┌────────

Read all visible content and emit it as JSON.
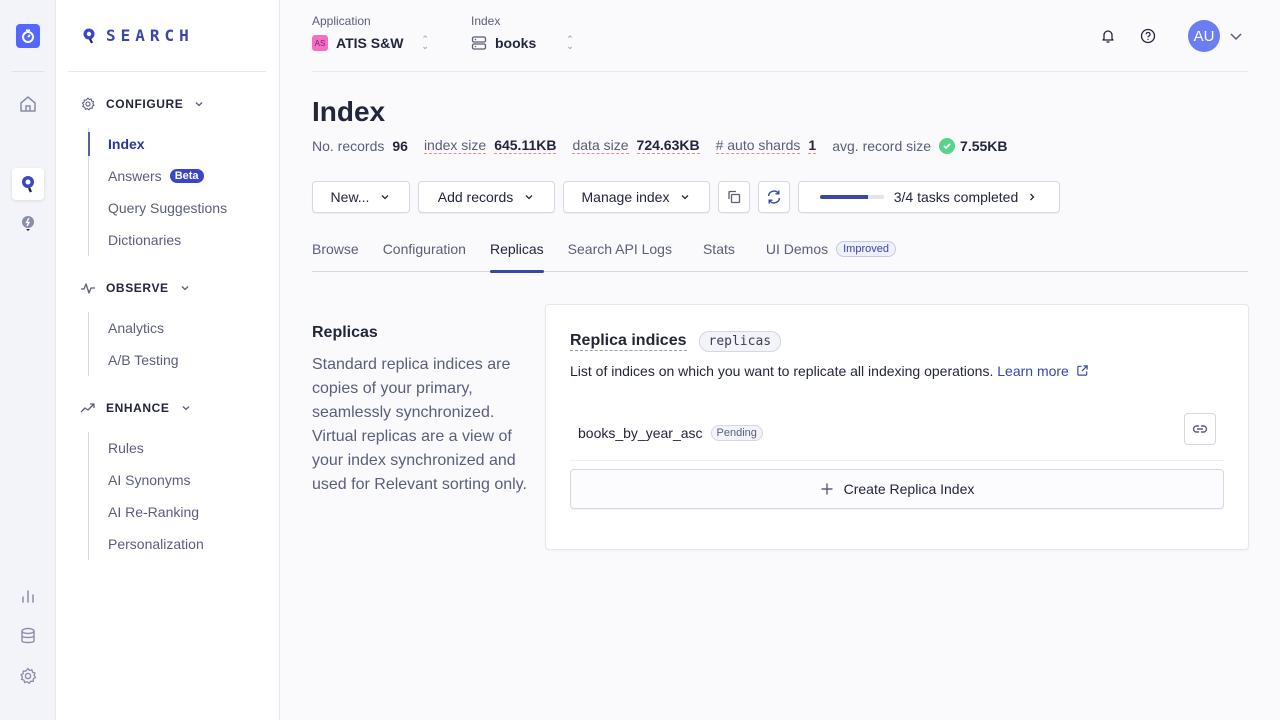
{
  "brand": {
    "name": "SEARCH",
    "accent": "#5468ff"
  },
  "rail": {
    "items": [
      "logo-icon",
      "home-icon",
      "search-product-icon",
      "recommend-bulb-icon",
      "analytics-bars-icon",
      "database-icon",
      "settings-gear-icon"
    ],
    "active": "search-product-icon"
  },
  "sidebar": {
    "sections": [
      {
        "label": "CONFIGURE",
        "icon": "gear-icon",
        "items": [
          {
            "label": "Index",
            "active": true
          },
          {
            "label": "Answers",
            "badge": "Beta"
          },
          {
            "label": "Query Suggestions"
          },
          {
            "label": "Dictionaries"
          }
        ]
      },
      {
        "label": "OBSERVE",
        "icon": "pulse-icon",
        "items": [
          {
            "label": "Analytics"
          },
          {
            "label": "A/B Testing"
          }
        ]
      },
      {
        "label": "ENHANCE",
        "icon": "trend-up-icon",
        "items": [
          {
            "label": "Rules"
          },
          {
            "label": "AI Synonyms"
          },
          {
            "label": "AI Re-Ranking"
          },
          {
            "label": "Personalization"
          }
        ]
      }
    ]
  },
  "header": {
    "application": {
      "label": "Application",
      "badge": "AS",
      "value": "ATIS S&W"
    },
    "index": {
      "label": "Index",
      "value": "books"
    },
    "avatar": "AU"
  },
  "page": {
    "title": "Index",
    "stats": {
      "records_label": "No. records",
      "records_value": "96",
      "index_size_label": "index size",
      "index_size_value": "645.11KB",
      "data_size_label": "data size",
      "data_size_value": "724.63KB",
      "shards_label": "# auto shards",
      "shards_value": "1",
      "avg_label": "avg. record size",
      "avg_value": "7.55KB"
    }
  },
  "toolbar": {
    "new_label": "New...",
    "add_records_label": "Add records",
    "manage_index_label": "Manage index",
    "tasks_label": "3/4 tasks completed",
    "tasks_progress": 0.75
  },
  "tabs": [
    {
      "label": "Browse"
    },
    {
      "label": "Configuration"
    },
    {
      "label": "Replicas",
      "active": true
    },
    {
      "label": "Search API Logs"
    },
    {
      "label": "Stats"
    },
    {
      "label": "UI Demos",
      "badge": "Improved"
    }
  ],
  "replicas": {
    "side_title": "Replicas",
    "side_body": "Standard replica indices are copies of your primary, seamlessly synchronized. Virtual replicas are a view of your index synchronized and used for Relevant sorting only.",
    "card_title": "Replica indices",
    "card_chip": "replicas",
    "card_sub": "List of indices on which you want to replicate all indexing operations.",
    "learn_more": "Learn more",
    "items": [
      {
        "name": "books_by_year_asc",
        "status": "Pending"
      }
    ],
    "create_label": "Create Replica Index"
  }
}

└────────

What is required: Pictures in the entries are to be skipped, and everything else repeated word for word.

Response:
Read all visible content and emit it as JSON.
{
  "brand": {
    "name": "SEARCH",
    "accent": "#5468ff"
  },
  "rail": {
    "items": [
      "logo-icon",
      "home-icon",
      "search-product-icon",
      "recommend-bulb-icon",
      "analytics-bars-icon",
      "database-icon",
      "settings-gear-icon"
    ],
    "active": "search-product-icon"
  },
  "sidebar": {
    "sections": [
      {
        "label": "CONFIGURE",
        "icon": "gear-icon",
        "items": [
          {
            "label": "Index",
            "active": true
          },
          {
            "label": "Answers",
            "badge": "Beta"
          },
          {
            "label": "Query Suggestions"
          },
          {
            "label": "Dictionaries"
          }
        ]
      },
      {
        "label": "OBSERVE",
        "icon": "pulse-icon",
        "items": [
          {
            "label": "Analytics"
          },
          {
            "label": "A/B Testing"
          }
        ]
      },
      {
        "label": "ENHANCE",
        "icon": "trend-up-icon",
        "items": [
          {
            "label": "Rules"
          },
          {
            "label": "AI Synonyms"
          },
          {
            "label": "AI Re-Ranking"
          },
          {
            "label": "Personalization"
          }
        ]
      }
    ]
  },
  "header": {
    "application": {
      "label": "Application",
      "badge": "AS",
      "value": "ATIS S&W"
    },
    "index": {
      "label": "Index",
      "value": "books"
    },
    "avatar": "AU"
  },
  "page": {
    "title": "Index",
    "stats": {
      "records_label": "No. records",
      "records_value": "96",
      "index_size_label": "index size",
      "index_size_value": "645.11KB",
      "data_size_label": "data size",
      "data_size_value": "724.63KB",
      "shards_label": "# auto shards",
      "shards_value": "1",
      "avg_label": "avg. record size",
      "avg_value": "7.55KB"
    }
  },
  "toolbar": {
    "new_label": "New...",
    "add_records_label": "Add records",
    "manage_index_label": "Manage index",
    "tasks_label": "3/4 tasks completed",
    "tasks_progress": 0.75
  },
  "tabs": [
    {
      "label": "Browse"
    },
    {
      "label": "Configuration"
    },
    {
      "label": "Replicas",
      "active": true
    },
    {
      "label": "Search API Logs"
    },
    {
      "label": "Stats"
    },
    {
      "label": "UI Demos",
      "badge": "Improved"
    }
  ],
  "replicas": {
    "side_title": "Replicas",
    "side_body": "Standard replica indices are copies of your primary, seamlessly synchronized. Virtual replicas are a view of your index synchronized and used for Relevant sorting only.",
    "card_title": "Replica indices",
    "card_chip": "replicas",
    "card_sub": "List of indices on which you want to replicate all indexing operations.",
    "learn_more": "Learn more",
    "items": [
      {
        "name": "books_by_year_asc",
        "status": "Pending"
      }
    ],
    "create_label": "Create Replica Index"
  }
}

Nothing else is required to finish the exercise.